SUPPLIED DATA>
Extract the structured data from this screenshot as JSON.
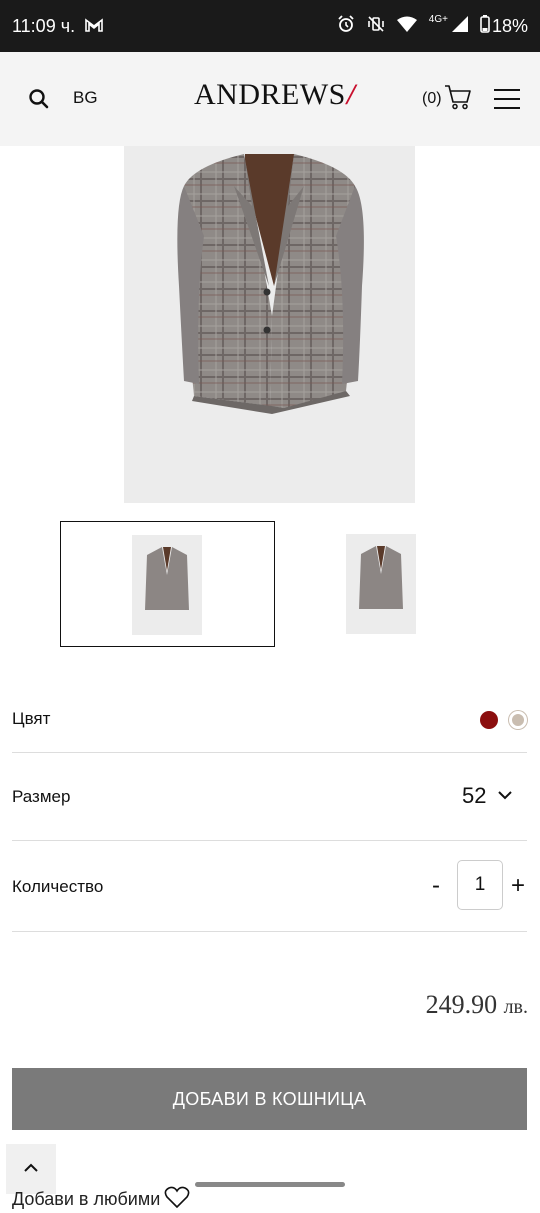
{
  "status_bar": {
    "time": "11:09 ч.",
    "network": "4G+",
    "battery": "18%"
  },
  "header": {
    "lang": "BG",
    "logo": "ANDREWS",
    "cart_count": "(0)"
  },
  "product": {
    "color_label": "Цвят",
    "colors": [
      "#8b0e0e",
      "#c9bdb0"
    ],
    "size_label": "Размер",
    "size_value": "52",
    "qty_label": "Количество",
    "qty_minus": "-",
    "qty_value": "1",
    "qty_plus": "+",
    "price": "249.90",
    "currency": "лв.",
    "add_to_cart": "ДОБАВИ В КОШНИЦА",
    "add_to_favorites": "Добави в любими"
  }
}
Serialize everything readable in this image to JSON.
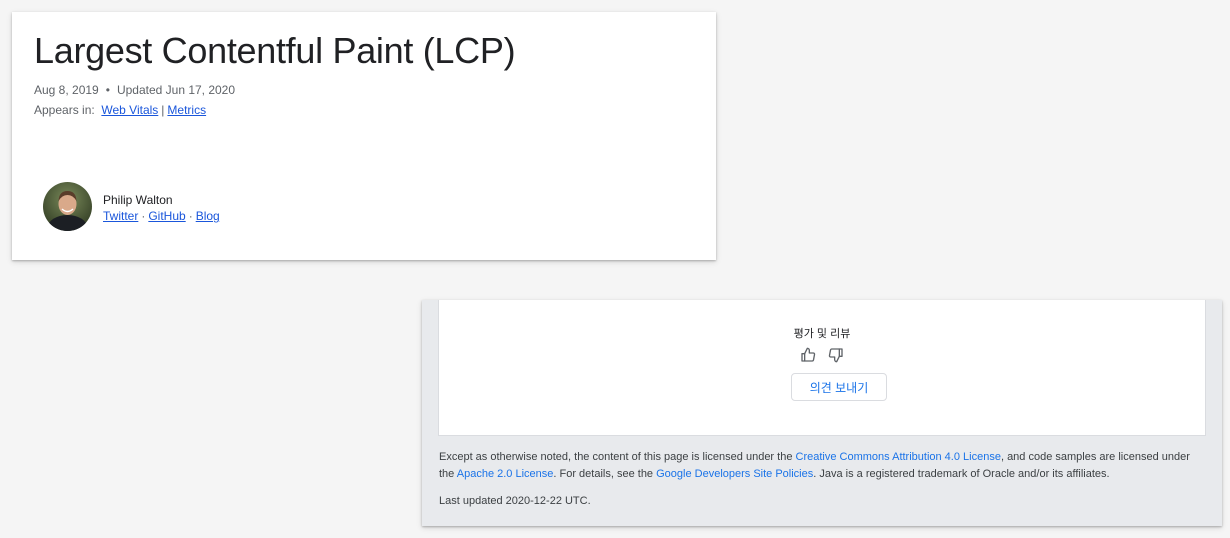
{
  "article": {
    "title": "Largest Contentful Paint (LCP)",
    "published": "Aug 8, 2019",
    "dot": "•",
    "updated": "Updated Jun 17, 2020",
    "appears_in_label": "Appears in:",
    "appears_links": [
      "Web Vitals",
      "Metrics"
    ],
    "appears_sep": "|"
  },
  "author": {
    "name": "Philip Walton",
    "links": [
      "Twitter",
      "GitHub",
      "Blog"
    ],
    "sep": "·"
  },
  "feedback": {
    "label": "평가 및 리뷰",
    "thumbs_up_icon": "thumbs-up-icon",
    "thumbs_down_icon": "thumbs-down-icon",
    "send_button": "의견 보내기"
  },
  "footer": {
    "license_part1": "Except as otherwise noted, the content of this page is licensed under the ",
    "cc_link": "Creative Commons Attribution 4.0 License",
    "license_part2": ", and code samples are licensed under the ",
    "apache_link": "Apache 2.0 License",
    "license_part3": ". For details, see the ",
    "policies_link": "Google Developers Site Policies",
    "license_part4": ". Java is a registered trademark of Oracle and/or its affiliates.",
    "last_updated": "Last updated 2020-12-22 UTC."
  },
  "colors": {
    "link_blue": "#1a56db",
    "footer_link": "#1a73e8",
    "page_bg": "#f5f5f5",
    "footer_bg": "#e8eaed"
  }
}
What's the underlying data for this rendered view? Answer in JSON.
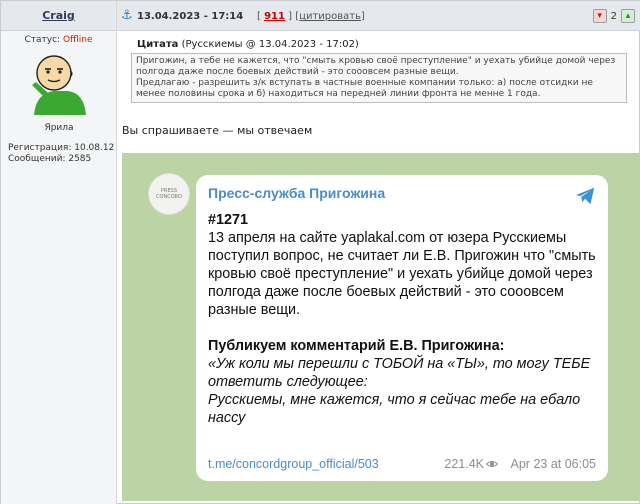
{
  "user": {
    "name": "Craig",
    "status_label": "Статус:",
    "status_value": "Offline",
    "rank": "Ярила",
    "registration": "Регистрация: 10.08.12",
    "messages": "Сообщений: 2585"
  },
  "post": {
    "date": "13.04.2023 - 17:14",
    "bracket_open": "[",
    "post_number": "911",
    "bracket_mid": "] [",
    "cite_label": "цитировать",
    "bracket_close": "]",
    "rating": "2"
  },
  "quote": {
    "label": "Цитата",
    "source": "(Русскиемы @ 13.04.2023 - 17:02)",
    "text": "Пригожин, а тебе не кажется, что \"смыть кровью своё преступление\" и уехать убийце домой через полгода даже после боевых действий - это сооовсем разные вещи.\nПредлагаю - разрешить з/к вступать в частные военные компании только: а) после отсидки не менее половины срока и б) находиться на передней линии фронта не менне 1 года."
  },
  "answer": "Вы спрашиваете — мы отвечаем",
  "telegram": {
    "avatar_text": "PRESS CONCORD",
    "channel": "Пресс-служба Пригожина",
    "number": "#1271",
    "paragraph1": "13 апреля на сайте yaplakal.com от юзера Русскиемы поступил вопрос, не считает ли Е.В. Пригожин что \"смыть кровью своё преступление\" и уехать убийце домой через полгода даже после боевых действий - это сооовсем разные вещи.",
    "heading": "Публикуем комментарий Е.В. Пригожина:",
    "italic": "«Уж коли мы перешли с ТОБОЙ на «ТЫ», то могу ТЕБЕ ответить следующее:\nРусскиемы, мне кажется, что я сейчас тебе на ебало нассу",
    "link": "t.me/concordgroup_official/503",
    "views": "221.4K",
    "time": "Apr 23 at 06:05"
  }
}
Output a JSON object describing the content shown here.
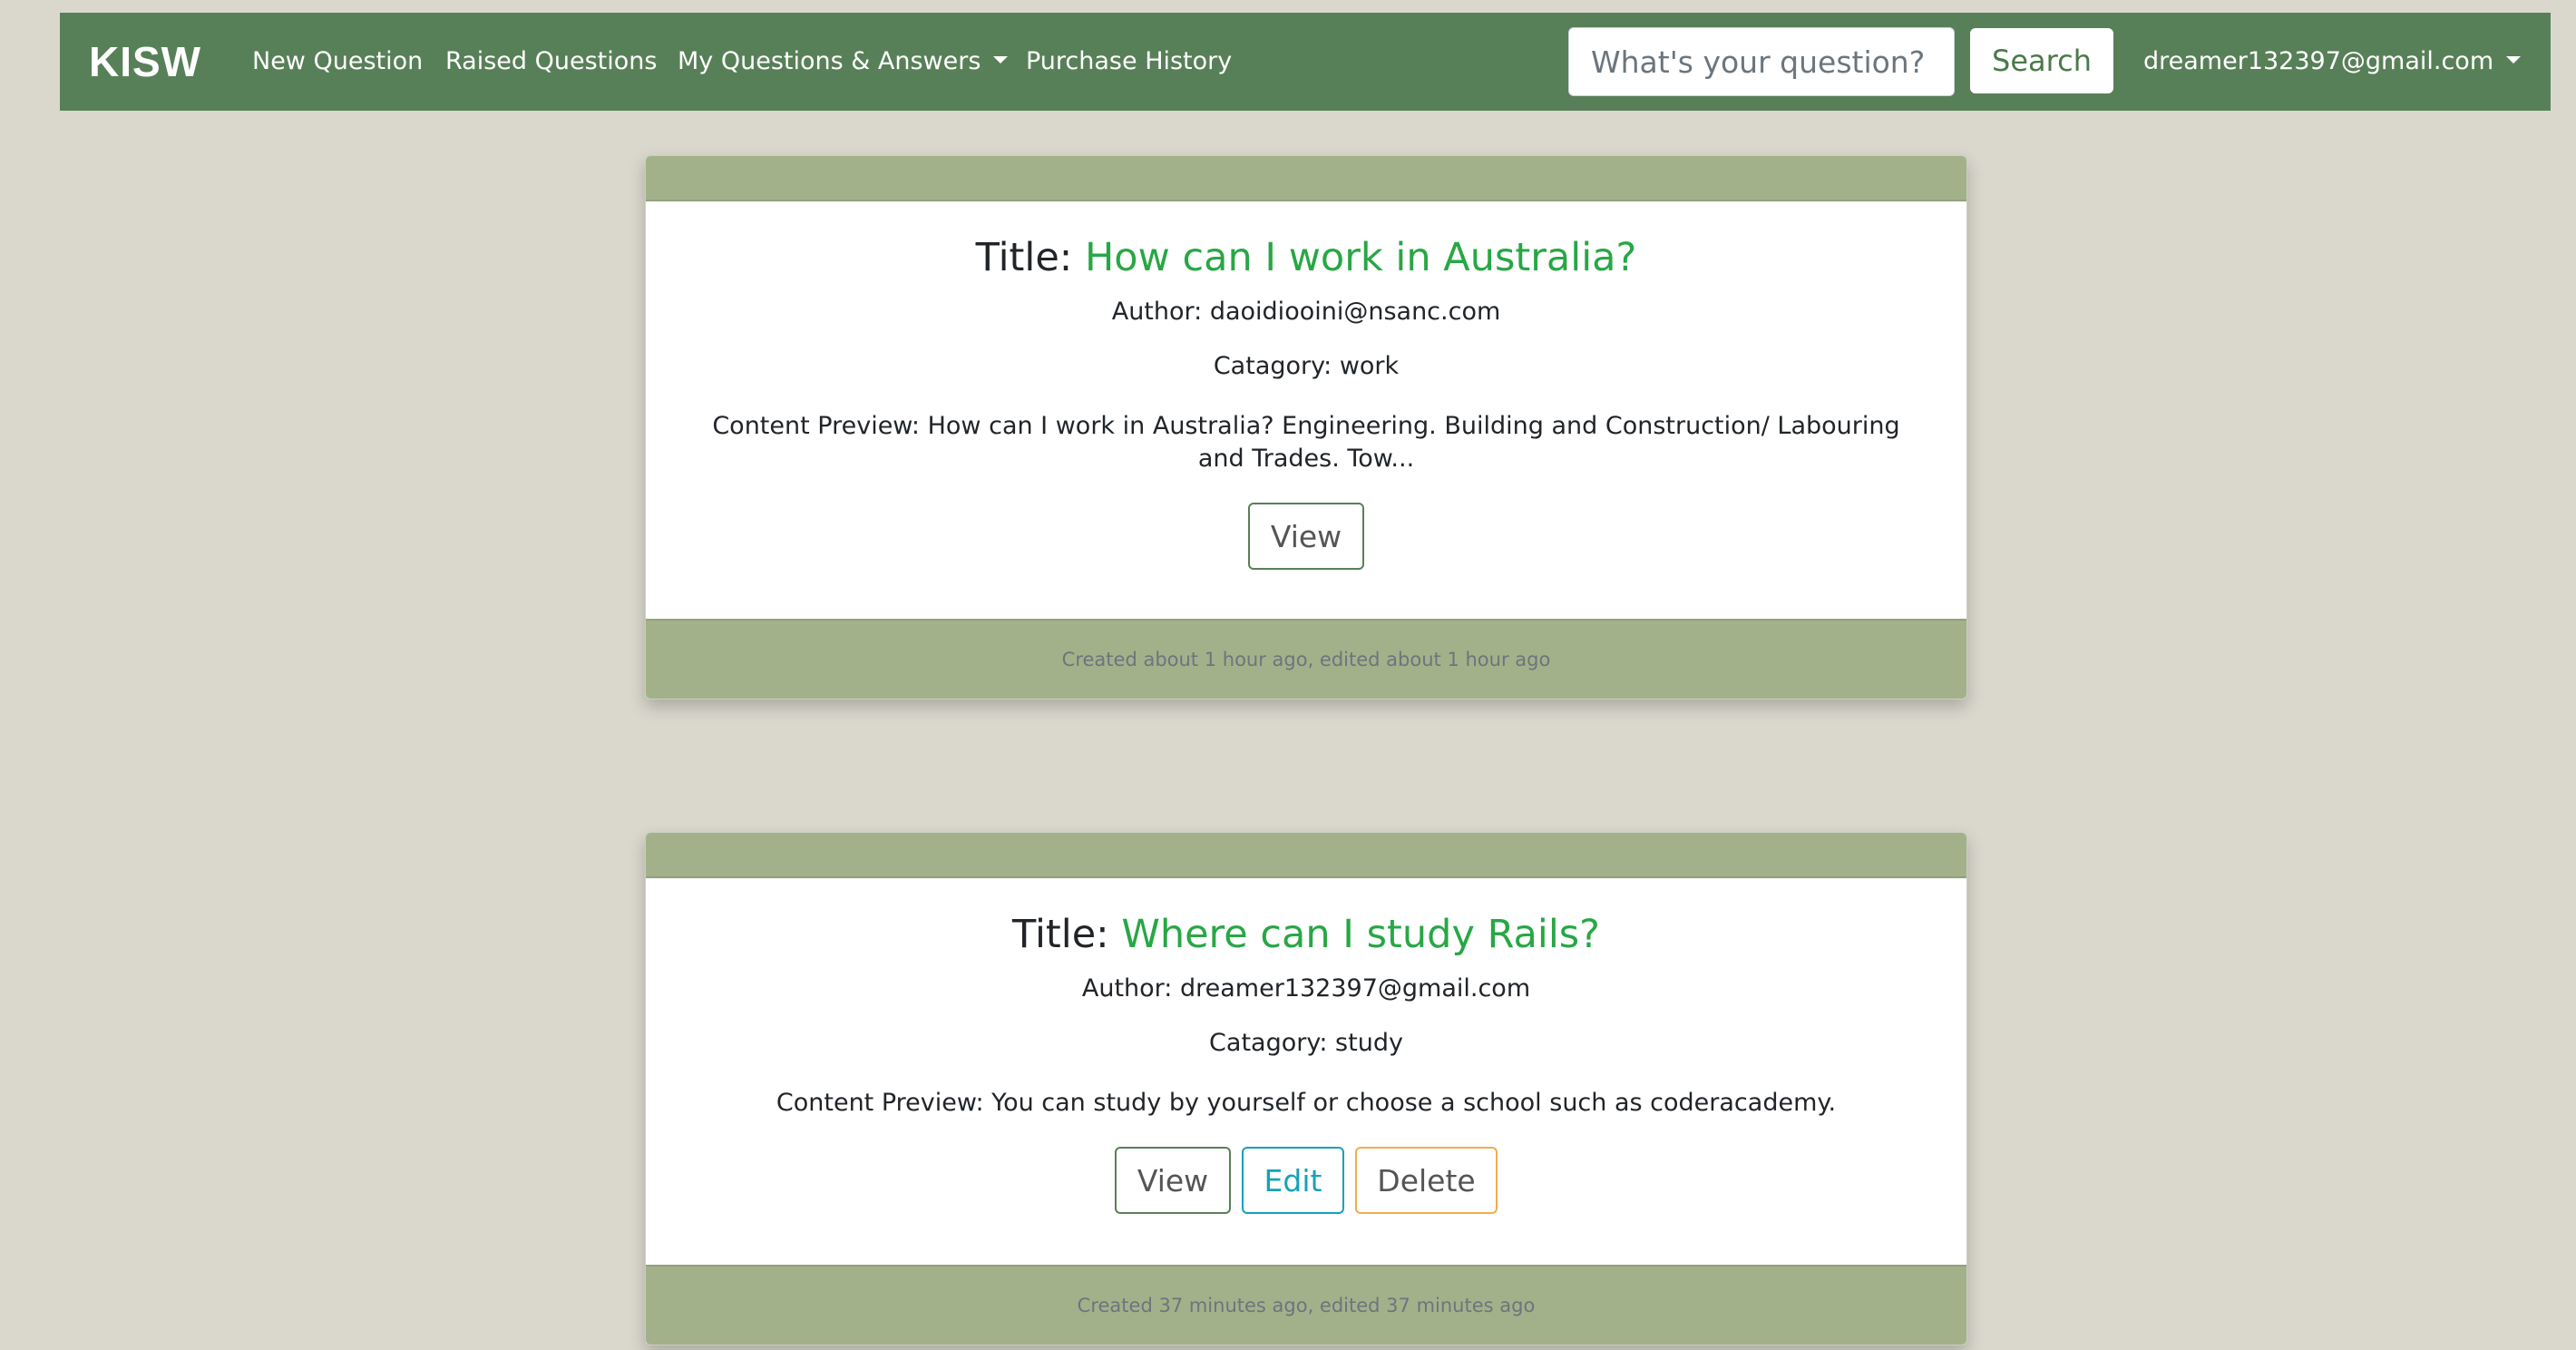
{
  "navbar": {
    "brand": "KISW",
    "links": {
      "new_question": "New Question",
      "raised_questions": "Raised Questions",
      "my_qa": "My Questions & Answers",
      "purchase_history": "Purchase History"
    },
    "search": {
      "placeholder": "What's your question?",
      "value": "",
      "button_label": "Search"
    },
    "user_email": "dreamer132397@gmail.com"
  },
  "questions": [
    {
      "title_prefix": "Title:",
      "title": "How can I work in Australia?",
      "author_label": "Author:",
      "author": "daoidiooini@nsanc.com",
      "category_label": "Catagory:",
      "category": "work",
      "preview_label": "Content Preview:",
      "preview": "How can I work in Australia? Engineering. Building and Construction/ Labouring and Trades. Tow...",
      "buttons": {
        "view": "View"
      },
      "footer": "Created about 1 hour ago, edited about 1 hour ago"
    },
    {
      "title_prefix": "Title:",
      "title": "Where can I study Rails?",
      "author_label": "Author:",
      "author": "dreamer132397@gmail.com",
      "category_label": "Catagory:",
      "category": "study",
      "preview_label": "Content Preview:",
      "preview": "You can study by yourself or choose a school such as coderacademy.",
      "buttons": {
        "view": "View",
        "edit": "Edit",
        "delete": "Delete"
      },
      "footer": "Created 37 minutes ago, edited 37 minutes ago"
    }
  ],
  "colors": {
    "navbar_bg": "#588058",
    "card_header_bg": "#a3b18a",
    "title_link": "#28a745",
    "page_bg": "#dad8cd"
  }
}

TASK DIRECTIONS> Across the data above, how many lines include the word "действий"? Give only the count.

SOLUTION> 2